- Macau’s gaming industry had their lowest revenue in history during June 2020.
- It was actually worse than April when Macau’s casinos were just reopening after a two week closure.
- June 2020 gaming revenues were down -97% from one year ago.
Nevada’s gaming industry isn’t the only one being brutalized by the COVID-19 pandemic. The Asian gaming epicenter of Macau has been hit hard all year but June’s numbers set a new low for monthly gaming revenue. The Macau Gaming Inspection and Coordination Bureau (DIJC) announced that casinos brought in only $89.7 million USD making June the worst month in the history of their gaming industry. In addition, the 97% drop from June 2019 was the biggest year to year drop ever recorded. The previous low can be seen in the gaming revenues for April 2020 which were $94.4 million USD representing a 96.8% drop from April 2019’s $2.95 billion USD. June’s horrific revenue numbers are all the more disappointing as they came on the heels of a slight uptick in May.
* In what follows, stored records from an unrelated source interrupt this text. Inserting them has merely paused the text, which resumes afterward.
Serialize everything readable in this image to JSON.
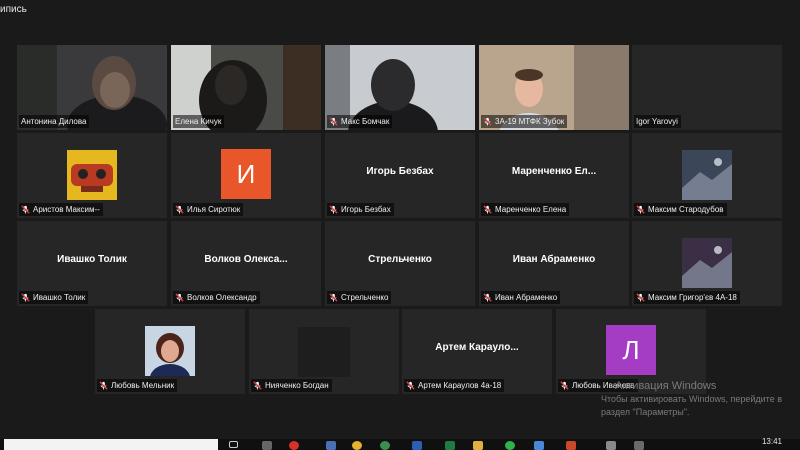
{
  "window": {
    "top_label": "ипись"
  },
  "participants": [
    {
      "tag": "Антонина Дилова",
      "muted": false,
      "big": "",
      "kind": "video",
      "active": true,
      "bg": "#3a3a3c"
    },
    {
      "tag": "Елена Кичук",
      "muted": false,
      "big": "",
      "kind": "video",
      "bg": "#4a4a46"
    },
    {
      "tag": "Макс Бомчак",
      "muted": true,
      "big": "",
      "kind": "video",
      "bg": "#8e9096"
    },
    {
      "tag": "3А-19 МТФК Зубок",
      "muted": true,
      "big": "",
      "kind": "video",
      "bg": "#7e6f62"
    },
    {
      "tag": "Igor Yarovyi",
      "muted": false,
      "big": "",
      "kind": "blank",
      "bg": "#262626"
    },
    {
      "tag": "Аристов Максим--",
      "muted": true,
      "big": "",
      "kind": "cartoon",
      "bg": "#262626"
    },
    {
      "tag": "Илья Сиротюк",
      "muted": true,
      "big": "",
      "kind": "letter",
      "letter": "И",
      "color": "#e8562a"
    },
    {
      "tag": "Игорь Безбах",
      "muted": true,
      "big": "Игорь Безбах",
      "kind": "name"
    },
    {
      "tag": "Маренченко Елена",
      "muted": true,
      "big": "Маренченко  Ел...",
      "kind": "name"
    },
    {
      "tag": "Максим Стародубов",
      "muted": true,
      "big": "",
      "kind": "photo",
      "color": "#3b4658"
    },
    {
      "tag": "Ивашко Толик",
      "muted": true,
      "big": "Ивашко Толик",
      "kind": "name"
    },
    {
      "tag": "Волков Олександр",
      "muted": true,
      "big": "Волков  Олекса...",
      "kind": "name"
    },
    {
      "tag": "Стрельченко",
      "muted": true,
      "big": "Стрельченко",
      "kind": "name"
    },
    {
      "tag": "Иван Абраменко",
      "muted": true,
      "big": "Иван Абраменко",
      "kind": "name"
    },
    {
      "tag": "Максим Григор'єв 4А-18",
      "muted": true,
      "big": "",
      "kind": "photo",
      "color": "#3a2f44"
    },
    {
      "tag": "Любовь Мельник",
      "muted": true,
      "big": "",
      "kind": "portrait"
    },
    {
      "tag": "Нияченко Богдан",
      "muted": true,
      "big": "",
      "kind": "slide"
    },
    {
      "tag": "Артем Караулов 4а-18",
      "muted": true,
      "big": "Артем  Караулo...",
      "kind": "name"
    },
    {
      "tag": "Любовь Иванова",
      "muted": true,
      "big": "",
      "kind": "letter",
      "letter": "Л",
      "color": "#a43cc4"
    }
  ],
  "watermark": {
    "line1": "Активация Windows",
    "line2": "Чтобы активировать Windows, перейдите в",
    "line3": "раздел \"Параметры\"."
  },
  "taskbar": {
    "clock": "13:41"
  },
  "colors": {
    "active_border": "#d4d94a",
    "mic_muted": "#e04141",
    "tile_bg": "#262626",
    "page_bg": "#1a1a1a"
  }
}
The big issue remains border closures that limit travel from their biggest customer bases. The Chinese government has closed the borders of Guangdong province and Hong Kong to help slow the spread of COVID-19. The expectation was that these travel restrictions would have eased by this point but as of yet that hasn’t occurred. The year over year decline in June was more severe than in February when Macau’s casinos were closed for 15 days. In February 2019, Macau’s gaming revenues were a healthy $2.975 billion USD. In February 2020, revenues were $391.5 million representing a drop of 87.8%. For the year, Macau’s gaming revenues are off by 77.4% against the first six months of 2019.
Here’s the chart of the carnage from the DICJ website. Revenue figures are reported in Macanese Pataca which has the charming abbreviation ‘MOP’. At current exchange rates, 1 Macanese Pataca aka MOP is worth 0.13 USD. Here’s a helpful tip–if you want to plug these revenue figures into a currency exchange you’ll need to add ‘000,000’ to the back end of the numbers reported below:
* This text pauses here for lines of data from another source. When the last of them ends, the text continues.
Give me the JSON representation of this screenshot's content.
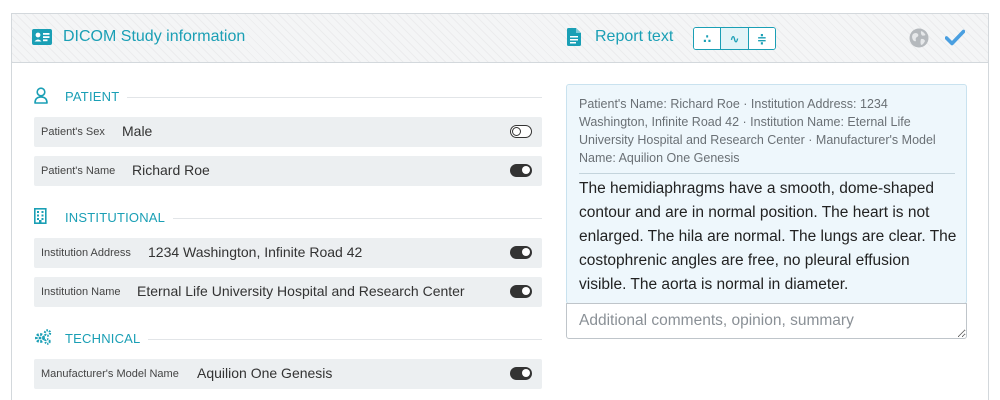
{
  "header": {
    "study_title": "DICOM Study information",
    "report_title": "Report text",
    "modes": [
      "∴",
      "∿",
      "≑"
    ],
    "active_mode": 1
  },
  "colors": {
    "accent": "#1a9fb5",
    "check": "#4a9fe0",
    "globe": "#b5b9bd"
  },
  "sections": {
    "patient": {
      "title": "PATIENT",
      "fields": [
        {
          "label": "Patient's Sex",
          "value": "Male",
          "enabled": false
        },
        {
          "label": "Patient's Name",
          "value": "Richard Roe",
          "enabled": true
        }
      ]
    },
    "institutional": {
      "title": "INSTITUTIONAL",
      "fields": [
        {
          "label": "Institution Address",
          "value": "1234 Washington, Infinite Road 42",
          "enabled": true
        },
        {
          "label": "Institution Name",
          "value": "Eternal Life University Hospital and Research Center",
          "enabled": true
        }
      ]
    },
    "technical": {
      "title": "TECHNICAL",
      "fields": [
        {
          "label": "Manufacturer's Model Name",
          "value": "Aquilion One Genesis",
          "enabled": true
        }
      ]
    }
  },
  "report": {
    "meta": "Patient's Name: Richard Roe · Institution Address: 1234 Washington, Infinite Road 42 · Institution Name: Eternal Life University Hospital and Research Center · Manufacturer's Model Name: Aquilion One Genesis",
    "body": "The hemidiaphragms have a smooth, dome-shaped contour and are in normal position. The heart is not enlarged. The hila are normal. The lungs are clear. The costophrenic angles are free, no pleural effusion visible. The aorta is normal in diameter.",
    "comments_placeholder": "Additional comments, opinion, summary",
    "comments_value": ""
  }
}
It’s not quite as bad of a drop as Nevada experienced over the past couple of months. Of course, the Silver State’s gaming industry was shut down entirely so the only revenue coming in was via online poker and mobile sportsbook apps. Nevada’s gaming industry reopened on June 4th so we won’t get any data on revenue until the end of July. By all accounts, the Las Vegas market was busy over the 4th of July weekend with heavy traffic reported along I-15 South on Sunday. I-15 South is the primary conduit between Southern California and Southern Nevada. At one point, there was a 12 mile backup.